Work required: The response must be made up of the lines in the entries below that contain "type".

Excerpts from an interface dataset
┄┄┄┄┄┄┄┄┄┄┄┄┄┄┄┄┄┄┄┄

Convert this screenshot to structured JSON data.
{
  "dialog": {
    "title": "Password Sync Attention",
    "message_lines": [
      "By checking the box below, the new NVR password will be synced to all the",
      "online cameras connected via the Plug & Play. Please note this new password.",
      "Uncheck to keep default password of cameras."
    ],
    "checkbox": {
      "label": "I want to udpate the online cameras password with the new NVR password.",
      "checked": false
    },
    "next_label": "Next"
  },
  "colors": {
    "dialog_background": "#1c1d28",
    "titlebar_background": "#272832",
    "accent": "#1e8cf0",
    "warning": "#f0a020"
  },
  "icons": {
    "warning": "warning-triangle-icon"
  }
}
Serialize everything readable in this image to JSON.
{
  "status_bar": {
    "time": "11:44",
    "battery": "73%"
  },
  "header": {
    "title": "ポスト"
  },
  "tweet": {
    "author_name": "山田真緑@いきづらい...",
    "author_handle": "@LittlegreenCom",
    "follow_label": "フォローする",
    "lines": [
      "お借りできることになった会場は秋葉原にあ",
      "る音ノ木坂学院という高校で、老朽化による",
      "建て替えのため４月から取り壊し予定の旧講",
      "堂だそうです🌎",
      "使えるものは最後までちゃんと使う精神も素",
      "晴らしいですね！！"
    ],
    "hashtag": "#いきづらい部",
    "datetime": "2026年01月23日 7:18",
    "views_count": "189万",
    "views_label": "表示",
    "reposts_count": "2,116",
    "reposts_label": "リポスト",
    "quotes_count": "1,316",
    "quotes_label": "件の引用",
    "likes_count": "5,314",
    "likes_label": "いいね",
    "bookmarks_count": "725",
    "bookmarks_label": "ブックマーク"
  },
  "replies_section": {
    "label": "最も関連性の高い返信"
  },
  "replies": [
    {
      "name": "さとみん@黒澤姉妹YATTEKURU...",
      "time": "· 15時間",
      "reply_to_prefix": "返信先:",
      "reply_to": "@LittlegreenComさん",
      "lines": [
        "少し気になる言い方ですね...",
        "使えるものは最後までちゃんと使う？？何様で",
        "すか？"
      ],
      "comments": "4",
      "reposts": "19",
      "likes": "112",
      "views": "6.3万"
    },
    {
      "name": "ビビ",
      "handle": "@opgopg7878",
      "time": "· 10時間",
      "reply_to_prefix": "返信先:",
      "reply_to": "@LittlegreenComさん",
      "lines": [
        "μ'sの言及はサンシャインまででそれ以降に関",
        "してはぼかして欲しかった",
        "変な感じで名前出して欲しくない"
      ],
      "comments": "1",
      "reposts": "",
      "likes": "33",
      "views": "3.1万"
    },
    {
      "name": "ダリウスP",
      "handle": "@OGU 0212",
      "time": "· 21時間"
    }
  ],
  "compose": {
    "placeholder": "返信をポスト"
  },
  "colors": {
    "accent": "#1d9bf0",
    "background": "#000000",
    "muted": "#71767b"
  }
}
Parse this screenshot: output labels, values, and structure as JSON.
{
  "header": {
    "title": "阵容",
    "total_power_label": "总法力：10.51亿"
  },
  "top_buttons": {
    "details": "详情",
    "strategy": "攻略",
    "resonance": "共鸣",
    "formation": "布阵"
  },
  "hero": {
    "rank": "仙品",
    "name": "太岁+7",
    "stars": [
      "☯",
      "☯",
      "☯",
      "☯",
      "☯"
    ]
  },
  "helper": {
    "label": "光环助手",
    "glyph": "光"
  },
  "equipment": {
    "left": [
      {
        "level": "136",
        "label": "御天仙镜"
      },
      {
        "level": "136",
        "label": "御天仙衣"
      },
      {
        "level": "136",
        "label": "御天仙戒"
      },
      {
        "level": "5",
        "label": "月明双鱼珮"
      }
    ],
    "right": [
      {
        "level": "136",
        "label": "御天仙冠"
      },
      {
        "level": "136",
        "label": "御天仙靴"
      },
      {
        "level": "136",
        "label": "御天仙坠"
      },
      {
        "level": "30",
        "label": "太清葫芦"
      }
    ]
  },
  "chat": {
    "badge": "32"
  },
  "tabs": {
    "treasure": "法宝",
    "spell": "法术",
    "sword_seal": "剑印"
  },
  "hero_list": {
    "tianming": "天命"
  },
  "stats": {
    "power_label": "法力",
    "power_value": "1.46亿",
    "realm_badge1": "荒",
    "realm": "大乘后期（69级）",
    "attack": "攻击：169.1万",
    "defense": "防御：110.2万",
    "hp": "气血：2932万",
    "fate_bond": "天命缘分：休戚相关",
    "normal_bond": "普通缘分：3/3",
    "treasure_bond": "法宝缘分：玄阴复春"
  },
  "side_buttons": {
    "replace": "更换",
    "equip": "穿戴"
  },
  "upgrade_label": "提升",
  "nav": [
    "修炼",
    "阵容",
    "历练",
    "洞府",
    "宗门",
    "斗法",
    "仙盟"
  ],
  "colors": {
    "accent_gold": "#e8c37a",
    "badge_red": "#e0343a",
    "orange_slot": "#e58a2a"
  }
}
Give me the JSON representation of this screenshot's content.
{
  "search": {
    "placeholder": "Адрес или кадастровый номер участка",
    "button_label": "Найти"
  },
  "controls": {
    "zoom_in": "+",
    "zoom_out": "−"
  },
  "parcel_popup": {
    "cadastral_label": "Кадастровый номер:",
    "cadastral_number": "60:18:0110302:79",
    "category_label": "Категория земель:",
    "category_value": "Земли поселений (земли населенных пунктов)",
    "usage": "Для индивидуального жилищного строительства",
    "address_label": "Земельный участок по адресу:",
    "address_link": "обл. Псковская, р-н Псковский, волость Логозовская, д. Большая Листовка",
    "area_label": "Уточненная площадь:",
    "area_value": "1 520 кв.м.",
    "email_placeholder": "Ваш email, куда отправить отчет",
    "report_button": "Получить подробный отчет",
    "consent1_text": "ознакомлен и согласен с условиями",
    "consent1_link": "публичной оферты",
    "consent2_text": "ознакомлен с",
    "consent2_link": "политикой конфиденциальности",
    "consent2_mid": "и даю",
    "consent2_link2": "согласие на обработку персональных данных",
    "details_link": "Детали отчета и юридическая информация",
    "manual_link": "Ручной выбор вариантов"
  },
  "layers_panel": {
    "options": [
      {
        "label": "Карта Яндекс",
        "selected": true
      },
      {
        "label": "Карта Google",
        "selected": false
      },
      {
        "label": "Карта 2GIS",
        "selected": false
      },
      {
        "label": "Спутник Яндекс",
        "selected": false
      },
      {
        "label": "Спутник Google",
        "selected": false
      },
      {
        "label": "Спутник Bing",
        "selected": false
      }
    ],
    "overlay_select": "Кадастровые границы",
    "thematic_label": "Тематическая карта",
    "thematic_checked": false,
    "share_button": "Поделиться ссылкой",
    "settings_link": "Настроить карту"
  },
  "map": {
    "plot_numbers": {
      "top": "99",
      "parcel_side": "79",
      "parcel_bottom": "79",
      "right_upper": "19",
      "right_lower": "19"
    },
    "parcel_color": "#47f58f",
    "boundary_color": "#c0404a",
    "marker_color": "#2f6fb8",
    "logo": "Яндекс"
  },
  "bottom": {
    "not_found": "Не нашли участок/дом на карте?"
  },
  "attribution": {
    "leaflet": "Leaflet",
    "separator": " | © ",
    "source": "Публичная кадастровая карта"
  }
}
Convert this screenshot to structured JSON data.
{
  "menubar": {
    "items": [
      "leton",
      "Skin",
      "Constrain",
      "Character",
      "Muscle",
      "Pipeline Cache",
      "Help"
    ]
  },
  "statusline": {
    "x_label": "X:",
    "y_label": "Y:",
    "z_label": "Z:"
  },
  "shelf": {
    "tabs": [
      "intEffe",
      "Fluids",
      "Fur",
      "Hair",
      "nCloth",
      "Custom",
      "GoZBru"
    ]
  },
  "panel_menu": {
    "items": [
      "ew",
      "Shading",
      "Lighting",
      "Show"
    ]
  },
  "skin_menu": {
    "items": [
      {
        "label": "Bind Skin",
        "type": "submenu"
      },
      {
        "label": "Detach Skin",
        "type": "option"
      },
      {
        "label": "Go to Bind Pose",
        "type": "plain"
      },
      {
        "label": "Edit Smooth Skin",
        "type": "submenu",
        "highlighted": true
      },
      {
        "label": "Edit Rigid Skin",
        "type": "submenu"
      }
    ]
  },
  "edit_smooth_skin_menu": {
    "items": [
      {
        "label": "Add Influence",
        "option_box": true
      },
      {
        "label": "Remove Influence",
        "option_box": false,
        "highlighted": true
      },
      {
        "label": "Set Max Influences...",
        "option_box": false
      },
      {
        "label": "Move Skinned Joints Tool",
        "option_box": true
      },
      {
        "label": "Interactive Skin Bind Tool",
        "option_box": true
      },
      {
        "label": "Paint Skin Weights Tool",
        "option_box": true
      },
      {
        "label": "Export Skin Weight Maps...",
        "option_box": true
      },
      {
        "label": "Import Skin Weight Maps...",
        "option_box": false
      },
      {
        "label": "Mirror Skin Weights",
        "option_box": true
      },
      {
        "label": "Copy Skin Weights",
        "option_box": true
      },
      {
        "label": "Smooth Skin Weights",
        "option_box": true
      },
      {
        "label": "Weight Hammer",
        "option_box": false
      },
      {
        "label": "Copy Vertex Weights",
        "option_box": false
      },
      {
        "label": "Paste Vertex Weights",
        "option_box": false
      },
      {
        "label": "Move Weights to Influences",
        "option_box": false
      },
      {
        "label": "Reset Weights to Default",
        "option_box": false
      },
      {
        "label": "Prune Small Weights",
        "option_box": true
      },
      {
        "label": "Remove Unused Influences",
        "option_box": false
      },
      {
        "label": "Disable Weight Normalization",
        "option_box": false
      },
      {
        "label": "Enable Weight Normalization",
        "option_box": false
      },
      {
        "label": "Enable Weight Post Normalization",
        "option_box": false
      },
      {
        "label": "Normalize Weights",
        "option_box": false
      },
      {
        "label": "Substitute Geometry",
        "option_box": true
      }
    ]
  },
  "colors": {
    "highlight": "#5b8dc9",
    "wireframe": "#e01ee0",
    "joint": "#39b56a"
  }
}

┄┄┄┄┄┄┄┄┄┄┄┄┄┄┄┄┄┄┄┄

Answer section:
        "type": "submenu"
        "type": "option"
        "type": "plain"
        "type": "submenu",
        "type": "submenu"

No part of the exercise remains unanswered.